Required work:
Lines in the records below that contain the word "header" must each be copied.
***** Data under study *****
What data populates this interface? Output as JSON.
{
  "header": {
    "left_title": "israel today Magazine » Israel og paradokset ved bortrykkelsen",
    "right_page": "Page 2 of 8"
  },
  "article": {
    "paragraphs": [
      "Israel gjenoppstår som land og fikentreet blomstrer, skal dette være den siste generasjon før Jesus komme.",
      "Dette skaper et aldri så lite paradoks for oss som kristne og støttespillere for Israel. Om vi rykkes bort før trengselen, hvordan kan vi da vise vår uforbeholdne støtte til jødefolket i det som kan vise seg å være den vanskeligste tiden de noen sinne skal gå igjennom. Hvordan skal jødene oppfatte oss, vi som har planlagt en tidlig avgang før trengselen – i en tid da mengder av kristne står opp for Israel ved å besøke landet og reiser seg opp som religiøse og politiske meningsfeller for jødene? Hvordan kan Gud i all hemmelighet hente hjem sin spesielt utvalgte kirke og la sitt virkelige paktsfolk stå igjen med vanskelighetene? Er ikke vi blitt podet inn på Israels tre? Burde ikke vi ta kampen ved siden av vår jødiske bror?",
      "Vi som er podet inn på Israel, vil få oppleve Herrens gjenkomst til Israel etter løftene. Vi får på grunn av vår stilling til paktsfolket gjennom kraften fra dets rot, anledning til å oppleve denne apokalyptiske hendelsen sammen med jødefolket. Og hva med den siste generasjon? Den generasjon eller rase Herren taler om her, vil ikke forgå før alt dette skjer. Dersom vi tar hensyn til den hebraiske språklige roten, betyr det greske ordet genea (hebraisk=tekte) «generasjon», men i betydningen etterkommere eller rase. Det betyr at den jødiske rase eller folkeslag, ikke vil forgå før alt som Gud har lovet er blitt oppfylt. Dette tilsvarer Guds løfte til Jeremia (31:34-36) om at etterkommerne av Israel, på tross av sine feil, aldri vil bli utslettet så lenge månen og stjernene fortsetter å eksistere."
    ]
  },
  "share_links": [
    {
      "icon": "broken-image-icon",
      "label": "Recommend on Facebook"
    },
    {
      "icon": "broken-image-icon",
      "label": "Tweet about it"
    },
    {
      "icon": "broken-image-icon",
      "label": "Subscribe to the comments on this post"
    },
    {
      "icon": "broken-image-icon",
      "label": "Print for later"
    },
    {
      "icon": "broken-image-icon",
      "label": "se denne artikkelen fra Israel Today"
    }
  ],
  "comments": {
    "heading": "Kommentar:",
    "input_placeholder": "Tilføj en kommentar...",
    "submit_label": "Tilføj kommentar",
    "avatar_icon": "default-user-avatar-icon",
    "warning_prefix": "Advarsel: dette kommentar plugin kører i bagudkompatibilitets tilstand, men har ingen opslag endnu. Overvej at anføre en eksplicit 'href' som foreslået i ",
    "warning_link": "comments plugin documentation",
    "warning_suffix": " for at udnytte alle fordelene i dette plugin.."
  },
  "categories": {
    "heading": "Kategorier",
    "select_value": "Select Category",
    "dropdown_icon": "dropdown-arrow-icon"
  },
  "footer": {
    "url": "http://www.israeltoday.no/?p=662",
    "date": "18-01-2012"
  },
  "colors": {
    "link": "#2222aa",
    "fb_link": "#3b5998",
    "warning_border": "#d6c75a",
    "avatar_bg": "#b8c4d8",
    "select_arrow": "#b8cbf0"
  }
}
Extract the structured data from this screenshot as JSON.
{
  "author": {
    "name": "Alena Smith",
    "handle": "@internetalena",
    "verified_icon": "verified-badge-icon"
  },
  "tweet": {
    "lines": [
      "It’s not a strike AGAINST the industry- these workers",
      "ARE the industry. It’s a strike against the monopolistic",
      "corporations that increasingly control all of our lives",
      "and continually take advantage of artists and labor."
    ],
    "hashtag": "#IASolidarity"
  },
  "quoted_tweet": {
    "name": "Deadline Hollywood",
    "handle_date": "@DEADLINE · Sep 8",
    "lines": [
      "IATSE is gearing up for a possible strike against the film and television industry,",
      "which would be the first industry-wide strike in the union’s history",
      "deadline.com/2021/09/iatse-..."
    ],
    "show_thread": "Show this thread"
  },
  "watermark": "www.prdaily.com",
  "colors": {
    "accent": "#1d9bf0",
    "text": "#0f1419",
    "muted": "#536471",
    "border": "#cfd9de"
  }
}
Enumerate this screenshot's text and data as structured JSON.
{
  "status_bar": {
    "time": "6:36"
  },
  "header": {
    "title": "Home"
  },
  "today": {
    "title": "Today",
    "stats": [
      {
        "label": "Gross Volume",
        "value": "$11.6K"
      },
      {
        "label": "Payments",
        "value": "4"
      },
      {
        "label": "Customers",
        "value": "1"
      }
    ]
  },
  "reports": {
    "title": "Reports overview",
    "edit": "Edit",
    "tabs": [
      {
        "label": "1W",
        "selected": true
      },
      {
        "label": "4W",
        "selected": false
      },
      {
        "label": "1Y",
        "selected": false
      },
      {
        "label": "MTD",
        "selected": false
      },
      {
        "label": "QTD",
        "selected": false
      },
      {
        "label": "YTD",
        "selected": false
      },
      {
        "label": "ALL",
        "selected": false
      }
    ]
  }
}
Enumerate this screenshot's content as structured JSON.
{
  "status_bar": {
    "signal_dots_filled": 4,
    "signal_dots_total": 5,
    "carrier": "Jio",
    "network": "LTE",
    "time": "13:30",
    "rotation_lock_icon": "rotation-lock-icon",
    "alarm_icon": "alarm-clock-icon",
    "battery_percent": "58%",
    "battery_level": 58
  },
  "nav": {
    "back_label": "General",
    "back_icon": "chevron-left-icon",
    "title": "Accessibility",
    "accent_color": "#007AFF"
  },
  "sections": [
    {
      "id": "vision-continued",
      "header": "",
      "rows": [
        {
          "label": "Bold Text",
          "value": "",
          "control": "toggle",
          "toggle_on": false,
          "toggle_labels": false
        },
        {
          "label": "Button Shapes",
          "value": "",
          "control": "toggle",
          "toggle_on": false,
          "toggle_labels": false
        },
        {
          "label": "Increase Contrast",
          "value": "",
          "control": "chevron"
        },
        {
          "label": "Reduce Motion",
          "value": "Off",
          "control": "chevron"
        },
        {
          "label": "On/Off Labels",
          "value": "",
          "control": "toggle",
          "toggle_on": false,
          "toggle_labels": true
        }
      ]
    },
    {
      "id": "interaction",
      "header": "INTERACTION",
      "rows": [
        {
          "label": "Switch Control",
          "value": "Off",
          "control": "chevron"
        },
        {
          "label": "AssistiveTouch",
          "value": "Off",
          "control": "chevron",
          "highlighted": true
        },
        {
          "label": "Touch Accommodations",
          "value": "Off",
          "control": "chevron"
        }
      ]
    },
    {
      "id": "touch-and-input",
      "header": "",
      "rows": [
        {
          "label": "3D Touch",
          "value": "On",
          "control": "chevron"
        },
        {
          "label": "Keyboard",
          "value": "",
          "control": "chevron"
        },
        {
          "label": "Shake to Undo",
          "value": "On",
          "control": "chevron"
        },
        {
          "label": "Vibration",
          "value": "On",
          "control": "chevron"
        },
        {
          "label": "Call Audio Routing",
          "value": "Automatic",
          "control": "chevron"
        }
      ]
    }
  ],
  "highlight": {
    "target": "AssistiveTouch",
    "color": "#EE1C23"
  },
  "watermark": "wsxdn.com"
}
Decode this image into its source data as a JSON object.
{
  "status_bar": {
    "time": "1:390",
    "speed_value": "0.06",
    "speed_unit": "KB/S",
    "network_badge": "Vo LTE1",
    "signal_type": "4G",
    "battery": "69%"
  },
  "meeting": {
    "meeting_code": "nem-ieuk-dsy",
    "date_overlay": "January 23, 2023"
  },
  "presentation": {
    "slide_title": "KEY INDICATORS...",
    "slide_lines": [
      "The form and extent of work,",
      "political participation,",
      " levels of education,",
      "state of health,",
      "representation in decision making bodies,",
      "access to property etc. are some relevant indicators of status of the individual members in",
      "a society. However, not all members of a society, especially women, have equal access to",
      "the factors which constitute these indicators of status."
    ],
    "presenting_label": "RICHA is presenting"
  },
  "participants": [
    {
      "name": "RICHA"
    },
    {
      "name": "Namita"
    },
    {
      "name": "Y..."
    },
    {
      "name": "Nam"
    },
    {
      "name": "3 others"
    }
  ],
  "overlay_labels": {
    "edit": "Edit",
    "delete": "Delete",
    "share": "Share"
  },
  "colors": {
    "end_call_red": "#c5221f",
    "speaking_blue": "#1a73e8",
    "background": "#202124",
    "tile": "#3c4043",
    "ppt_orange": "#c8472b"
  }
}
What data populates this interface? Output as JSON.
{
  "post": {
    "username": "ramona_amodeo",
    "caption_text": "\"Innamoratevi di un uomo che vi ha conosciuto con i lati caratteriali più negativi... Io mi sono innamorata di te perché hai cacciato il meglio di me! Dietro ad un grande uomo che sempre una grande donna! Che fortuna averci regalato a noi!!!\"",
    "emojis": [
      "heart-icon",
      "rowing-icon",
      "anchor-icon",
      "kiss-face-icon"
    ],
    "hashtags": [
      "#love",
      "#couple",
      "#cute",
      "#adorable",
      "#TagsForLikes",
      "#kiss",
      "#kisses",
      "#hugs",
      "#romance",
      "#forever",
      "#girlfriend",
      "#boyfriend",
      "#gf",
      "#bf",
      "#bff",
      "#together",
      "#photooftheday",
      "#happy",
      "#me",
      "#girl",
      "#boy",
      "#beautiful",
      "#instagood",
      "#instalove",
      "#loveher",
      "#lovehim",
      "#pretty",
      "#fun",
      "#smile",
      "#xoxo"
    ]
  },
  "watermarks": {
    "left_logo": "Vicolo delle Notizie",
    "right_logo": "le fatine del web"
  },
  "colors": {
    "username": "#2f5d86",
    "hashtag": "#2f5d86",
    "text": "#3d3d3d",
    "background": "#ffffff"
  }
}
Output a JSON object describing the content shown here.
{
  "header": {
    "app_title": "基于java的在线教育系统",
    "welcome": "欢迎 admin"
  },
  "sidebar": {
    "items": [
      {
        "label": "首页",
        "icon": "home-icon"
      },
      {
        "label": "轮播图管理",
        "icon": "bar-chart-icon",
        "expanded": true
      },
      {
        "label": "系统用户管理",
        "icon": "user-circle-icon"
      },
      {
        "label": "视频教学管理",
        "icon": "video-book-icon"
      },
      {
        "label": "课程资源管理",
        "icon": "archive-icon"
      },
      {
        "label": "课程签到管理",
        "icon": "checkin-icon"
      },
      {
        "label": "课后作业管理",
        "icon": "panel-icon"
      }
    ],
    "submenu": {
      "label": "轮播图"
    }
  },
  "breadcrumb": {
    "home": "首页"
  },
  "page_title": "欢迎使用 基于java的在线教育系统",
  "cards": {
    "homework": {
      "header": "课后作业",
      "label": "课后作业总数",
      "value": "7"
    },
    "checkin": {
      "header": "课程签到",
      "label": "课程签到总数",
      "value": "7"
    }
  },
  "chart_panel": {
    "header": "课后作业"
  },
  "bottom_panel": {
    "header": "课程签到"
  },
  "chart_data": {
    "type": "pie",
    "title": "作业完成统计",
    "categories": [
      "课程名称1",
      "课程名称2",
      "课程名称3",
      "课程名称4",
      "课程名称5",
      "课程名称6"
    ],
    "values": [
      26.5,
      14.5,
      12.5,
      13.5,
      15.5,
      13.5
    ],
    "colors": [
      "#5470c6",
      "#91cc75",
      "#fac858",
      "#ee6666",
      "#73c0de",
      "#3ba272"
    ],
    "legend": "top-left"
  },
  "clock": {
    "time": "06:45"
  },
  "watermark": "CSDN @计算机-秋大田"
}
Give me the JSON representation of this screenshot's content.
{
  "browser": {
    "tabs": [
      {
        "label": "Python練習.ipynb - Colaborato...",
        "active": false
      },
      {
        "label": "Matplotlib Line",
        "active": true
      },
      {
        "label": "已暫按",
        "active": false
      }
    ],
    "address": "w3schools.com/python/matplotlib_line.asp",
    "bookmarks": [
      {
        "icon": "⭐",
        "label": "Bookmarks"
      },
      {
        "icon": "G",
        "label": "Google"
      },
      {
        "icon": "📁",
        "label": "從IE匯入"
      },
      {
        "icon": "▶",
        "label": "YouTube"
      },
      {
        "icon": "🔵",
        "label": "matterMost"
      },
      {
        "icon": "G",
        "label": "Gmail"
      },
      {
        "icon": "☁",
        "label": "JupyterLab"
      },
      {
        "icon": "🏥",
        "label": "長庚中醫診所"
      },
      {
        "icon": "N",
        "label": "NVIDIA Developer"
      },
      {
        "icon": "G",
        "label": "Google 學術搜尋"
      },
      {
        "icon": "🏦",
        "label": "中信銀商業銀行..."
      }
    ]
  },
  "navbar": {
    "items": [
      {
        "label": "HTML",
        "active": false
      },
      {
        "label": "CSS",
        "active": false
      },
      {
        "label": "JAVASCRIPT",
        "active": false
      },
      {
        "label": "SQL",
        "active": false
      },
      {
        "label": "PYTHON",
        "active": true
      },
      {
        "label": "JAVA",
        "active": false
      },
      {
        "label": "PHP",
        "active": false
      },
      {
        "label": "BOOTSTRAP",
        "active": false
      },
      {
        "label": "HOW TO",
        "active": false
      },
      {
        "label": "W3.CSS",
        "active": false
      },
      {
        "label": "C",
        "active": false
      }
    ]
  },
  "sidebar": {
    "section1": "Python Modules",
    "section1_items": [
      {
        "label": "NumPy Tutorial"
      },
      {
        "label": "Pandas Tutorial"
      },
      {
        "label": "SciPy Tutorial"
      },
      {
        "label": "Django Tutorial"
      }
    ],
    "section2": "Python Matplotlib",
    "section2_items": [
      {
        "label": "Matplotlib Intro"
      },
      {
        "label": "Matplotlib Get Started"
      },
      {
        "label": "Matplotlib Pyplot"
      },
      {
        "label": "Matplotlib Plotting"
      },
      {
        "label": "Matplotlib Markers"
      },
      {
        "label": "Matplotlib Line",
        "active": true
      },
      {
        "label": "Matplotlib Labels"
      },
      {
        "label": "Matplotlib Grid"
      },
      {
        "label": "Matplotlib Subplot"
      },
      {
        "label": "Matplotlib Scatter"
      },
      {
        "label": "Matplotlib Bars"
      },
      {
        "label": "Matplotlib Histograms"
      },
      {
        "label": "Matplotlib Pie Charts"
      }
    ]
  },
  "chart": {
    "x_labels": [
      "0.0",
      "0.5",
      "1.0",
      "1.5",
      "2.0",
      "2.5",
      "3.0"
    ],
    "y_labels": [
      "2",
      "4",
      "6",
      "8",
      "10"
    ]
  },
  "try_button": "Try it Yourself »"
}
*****
Solution to this exercise:
  "header": {
  "header": {
      "header": "",
      "header": "INTERACTION",
      "header": "",
  "header": {
      "header": "课后作业",
      "header": "课程签到",
    "header": "课后作业"
    "header": "课程签到"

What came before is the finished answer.